## [Problem]
Within the listing below, show every line that contains the word "title".

## [Input data]

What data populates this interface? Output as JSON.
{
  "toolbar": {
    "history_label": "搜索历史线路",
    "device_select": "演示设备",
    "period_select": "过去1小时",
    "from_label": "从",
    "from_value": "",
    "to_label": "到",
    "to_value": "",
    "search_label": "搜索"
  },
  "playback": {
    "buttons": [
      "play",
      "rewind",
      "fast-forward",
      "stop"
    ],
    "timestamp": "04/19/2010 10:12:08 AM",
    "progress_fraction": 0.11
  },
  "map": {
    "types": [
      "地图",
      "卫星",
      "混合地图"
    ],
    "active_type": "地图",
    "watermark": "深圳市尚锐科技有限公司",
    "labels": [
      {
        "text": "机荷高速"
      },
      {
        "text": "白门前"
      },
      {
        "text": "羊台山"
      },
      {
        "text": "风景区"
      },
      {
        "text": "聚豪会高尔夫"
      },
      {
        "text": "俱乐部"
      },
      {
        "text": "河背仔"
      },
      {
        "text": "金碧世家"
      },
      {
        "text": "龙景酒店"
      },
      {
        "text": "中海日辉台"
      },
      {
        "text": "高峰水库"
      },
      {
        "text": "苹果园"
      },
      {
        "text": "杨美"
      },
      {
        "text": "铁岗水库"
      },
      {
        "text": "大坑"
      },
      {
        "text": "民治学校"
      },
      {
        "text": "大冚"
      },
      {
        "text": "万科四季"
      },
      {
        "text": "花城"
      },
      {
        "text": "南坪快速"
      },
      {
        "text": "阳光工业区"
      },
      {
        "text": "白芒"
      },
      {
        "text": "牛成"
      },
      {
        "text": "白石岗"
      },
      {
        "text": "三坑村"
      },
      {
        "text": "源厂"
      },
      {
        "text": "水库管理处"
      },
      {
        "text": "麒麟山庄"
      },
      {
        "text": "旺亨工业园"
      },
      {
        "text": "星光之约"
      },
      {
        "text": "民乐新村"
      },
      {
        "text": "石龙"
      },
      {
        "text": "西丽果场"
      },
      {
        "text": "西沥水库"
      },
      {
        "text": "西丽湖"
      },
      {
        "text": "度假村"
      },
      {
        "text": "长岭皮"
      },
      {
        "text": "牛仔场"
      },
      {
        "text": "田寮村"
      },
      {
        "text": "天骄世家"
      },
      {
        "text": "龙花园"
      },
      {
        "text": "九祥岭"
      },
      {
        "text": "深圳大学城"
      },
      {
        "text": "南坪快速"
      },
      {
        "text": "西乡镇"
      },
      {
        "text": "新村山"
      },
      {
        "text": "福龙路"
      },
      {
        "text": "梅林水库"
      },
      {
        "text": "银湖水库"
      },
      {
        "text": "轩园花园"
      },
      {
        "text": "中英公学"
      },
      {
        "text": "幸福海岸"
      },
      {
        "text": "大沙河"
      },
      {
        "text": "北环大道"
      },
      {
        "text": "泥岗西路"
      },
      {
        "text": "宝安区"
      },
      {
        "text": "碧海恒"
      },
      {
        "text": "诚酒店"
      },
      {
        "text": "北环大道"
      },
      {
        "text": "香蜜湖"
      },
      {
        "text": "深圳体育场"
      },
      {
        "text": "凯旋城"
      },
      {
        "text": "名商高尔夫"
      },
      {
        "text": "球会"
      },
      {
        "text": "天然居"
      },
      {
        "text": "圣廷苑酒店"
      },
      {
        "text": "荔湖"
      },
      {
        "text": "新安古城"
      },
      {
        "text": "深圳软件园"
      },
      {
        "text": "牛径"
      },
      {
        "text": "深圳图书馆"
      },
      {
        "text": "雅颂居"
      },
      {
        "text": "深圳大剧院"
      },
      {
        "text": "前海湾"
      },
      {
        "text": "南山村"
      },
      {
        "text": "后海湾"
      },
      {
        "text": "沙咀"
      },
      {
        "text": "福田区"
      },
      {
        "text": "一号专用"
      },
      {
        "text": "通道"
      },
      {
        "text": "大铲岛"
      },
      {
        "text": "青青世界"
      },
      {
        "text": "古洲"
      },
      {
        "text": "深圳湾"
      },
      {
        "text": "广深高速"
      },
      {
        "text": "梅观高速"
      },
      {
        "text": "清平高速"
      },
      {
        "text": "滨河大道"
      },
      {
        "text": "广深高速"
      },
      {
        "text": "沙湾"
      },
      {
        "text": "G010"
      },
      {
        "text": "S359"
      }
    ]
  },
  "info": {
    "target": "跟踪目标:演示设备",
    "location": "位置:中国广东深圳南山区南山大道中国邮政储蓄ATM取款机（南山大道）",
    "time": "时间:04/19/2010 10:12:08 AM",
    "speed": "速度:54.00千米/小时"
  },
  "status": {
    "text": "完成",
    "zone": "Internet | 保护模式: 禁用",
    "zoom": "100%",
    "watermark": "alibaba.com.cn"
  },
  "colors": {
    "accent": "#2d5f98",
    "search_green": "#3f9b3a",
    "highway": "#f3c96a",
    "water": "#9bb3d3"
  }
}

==

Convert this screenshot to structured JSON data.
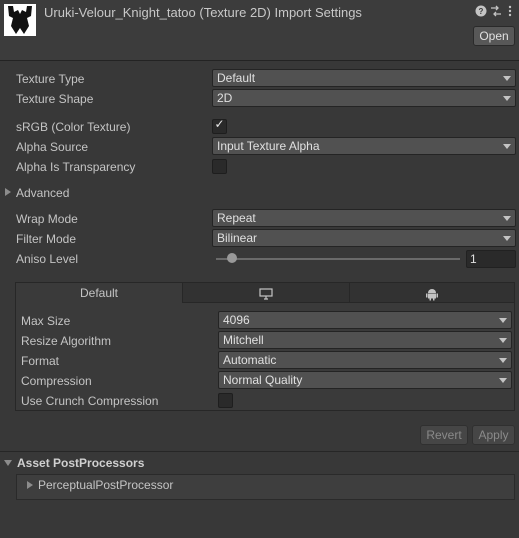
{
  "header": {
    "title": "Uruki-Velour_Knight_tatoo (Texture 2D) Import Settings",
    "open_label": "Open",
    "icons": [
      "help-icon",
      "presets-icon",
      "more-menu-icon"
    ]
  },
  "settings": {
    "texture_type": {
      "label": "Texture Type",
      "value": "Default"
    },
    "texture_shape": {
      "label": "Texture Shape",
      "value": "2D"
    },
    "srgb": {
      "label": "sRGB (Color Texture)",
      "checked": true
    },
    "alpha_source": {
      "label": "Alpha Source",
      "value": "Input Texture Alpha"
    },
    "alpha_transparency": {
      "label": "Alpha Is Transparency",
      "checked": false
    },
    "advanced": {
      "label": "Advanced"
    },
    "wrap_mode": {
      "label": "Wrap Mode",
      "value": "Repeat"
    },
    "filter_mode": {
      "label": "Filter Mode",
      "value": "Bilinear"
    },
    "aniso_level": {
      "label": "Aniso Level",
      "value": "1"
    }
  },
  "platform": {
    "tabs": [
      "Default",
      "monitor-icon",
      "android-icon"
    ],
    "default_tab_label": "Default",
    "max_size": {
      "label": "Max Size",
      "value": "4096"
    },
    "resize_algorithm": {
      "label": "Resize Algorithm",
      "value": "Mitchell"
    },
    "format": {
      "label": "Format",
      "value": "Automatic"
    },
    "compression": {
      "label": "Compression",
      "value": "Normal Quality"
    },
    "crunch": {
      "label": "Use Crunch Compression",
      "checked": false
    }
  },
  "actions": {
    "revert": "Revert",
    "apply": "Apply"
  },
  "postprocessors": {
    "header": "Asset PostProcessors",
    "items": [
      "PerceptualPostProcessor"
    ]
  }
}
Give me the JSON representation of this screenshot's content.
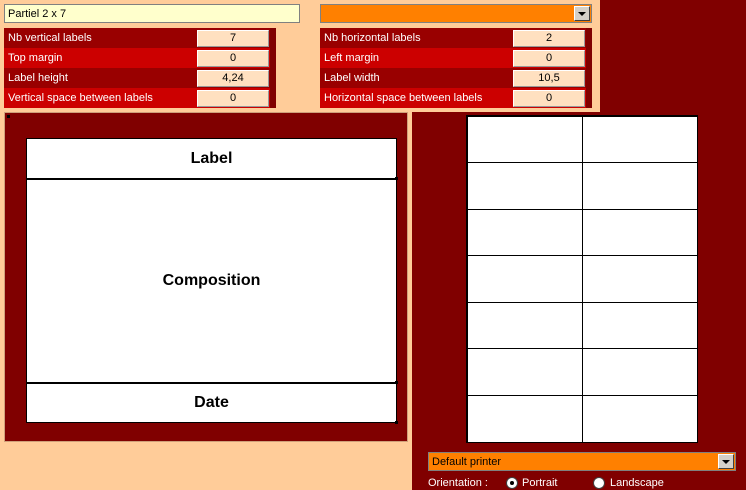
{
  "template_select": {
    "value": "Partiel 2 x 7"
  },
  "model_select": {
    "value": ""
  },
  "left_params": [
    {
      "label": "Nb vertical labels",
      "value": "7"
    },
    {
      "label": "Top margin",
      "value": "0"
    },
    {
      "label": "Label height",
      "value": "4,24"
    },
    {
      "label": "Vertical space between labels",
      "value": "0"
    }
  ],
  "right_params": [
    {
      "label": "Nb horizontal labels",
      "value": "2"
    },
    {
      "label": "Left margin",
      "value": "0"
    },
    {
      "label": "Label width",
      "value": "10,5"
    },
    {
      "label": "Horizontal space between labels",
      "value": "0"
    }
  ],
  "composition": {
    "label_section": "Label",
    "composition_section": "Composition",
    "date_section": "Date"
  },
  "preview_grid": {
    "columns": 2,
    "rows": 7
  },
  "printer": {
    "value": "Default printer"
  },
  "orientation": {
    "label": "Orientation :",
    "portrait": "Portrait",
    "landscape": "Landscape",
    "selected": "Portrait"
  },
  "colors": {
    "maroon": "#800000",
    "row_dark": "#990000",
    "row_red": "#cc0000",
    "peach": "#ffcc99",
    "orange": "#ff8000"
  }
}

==

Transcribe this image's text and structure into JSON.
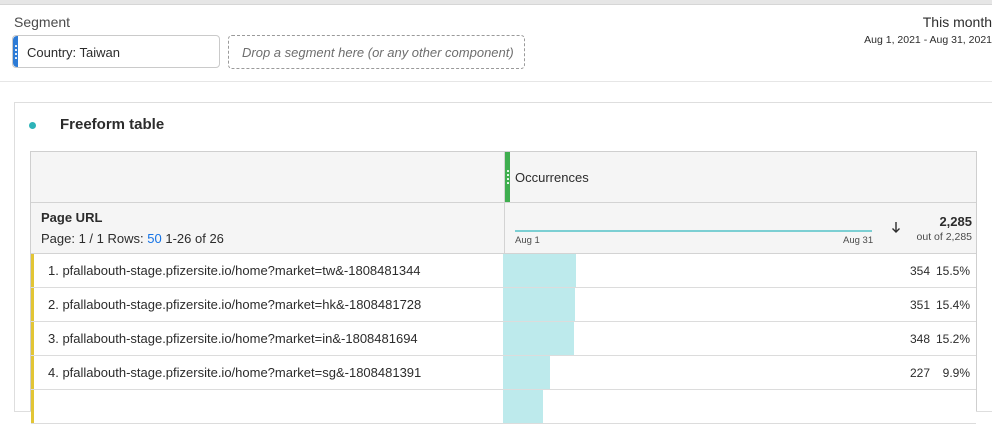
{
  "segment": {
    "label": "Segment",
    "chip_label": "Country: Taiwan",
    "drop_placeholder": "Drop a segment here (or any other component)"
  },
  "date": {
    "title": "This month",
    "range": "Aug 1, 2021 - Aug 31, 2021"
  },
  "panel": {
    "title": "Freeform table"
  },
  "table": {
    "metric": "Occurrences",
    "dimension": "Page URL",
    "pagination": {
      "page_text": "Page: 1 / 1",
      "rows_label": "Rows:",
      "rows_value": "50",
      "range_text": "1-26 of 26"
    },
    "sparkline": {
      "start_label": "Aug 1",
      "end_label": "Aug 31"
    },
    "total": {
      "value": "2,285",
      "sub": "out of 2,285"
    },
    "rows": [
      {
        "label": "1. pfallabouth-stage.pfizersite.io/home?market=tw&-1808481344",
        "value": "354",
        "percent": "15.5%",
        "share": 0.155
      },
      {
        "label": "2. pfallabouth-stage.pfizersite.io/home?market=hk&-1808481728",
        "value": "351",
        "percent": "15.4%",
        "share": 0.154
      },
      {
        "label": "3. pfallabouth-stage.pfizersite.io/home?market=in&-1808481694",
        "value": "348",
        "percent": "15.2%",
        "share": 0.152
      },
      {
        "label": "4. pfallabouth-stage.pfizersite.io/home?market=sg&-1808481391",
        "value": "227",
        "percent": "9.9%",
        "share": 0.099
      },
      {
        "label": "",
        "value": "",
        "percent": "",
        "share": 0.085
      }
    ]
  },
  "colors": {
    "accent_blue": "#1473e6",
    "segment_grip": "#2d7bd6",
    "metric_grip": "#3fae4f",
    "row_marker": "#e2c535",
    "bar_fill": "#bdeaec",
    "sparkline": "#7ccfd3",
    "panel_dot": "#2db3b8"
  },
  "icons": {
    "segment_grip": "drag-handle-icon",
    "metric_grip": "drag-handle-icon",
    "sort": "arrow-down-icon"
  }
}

## [Reply to the exercise]
    "title": "Uruki-Velour_Knight_tatoo (Texture 2D) Import Settings",
    "title": "This month",
    "title": "Freeform table"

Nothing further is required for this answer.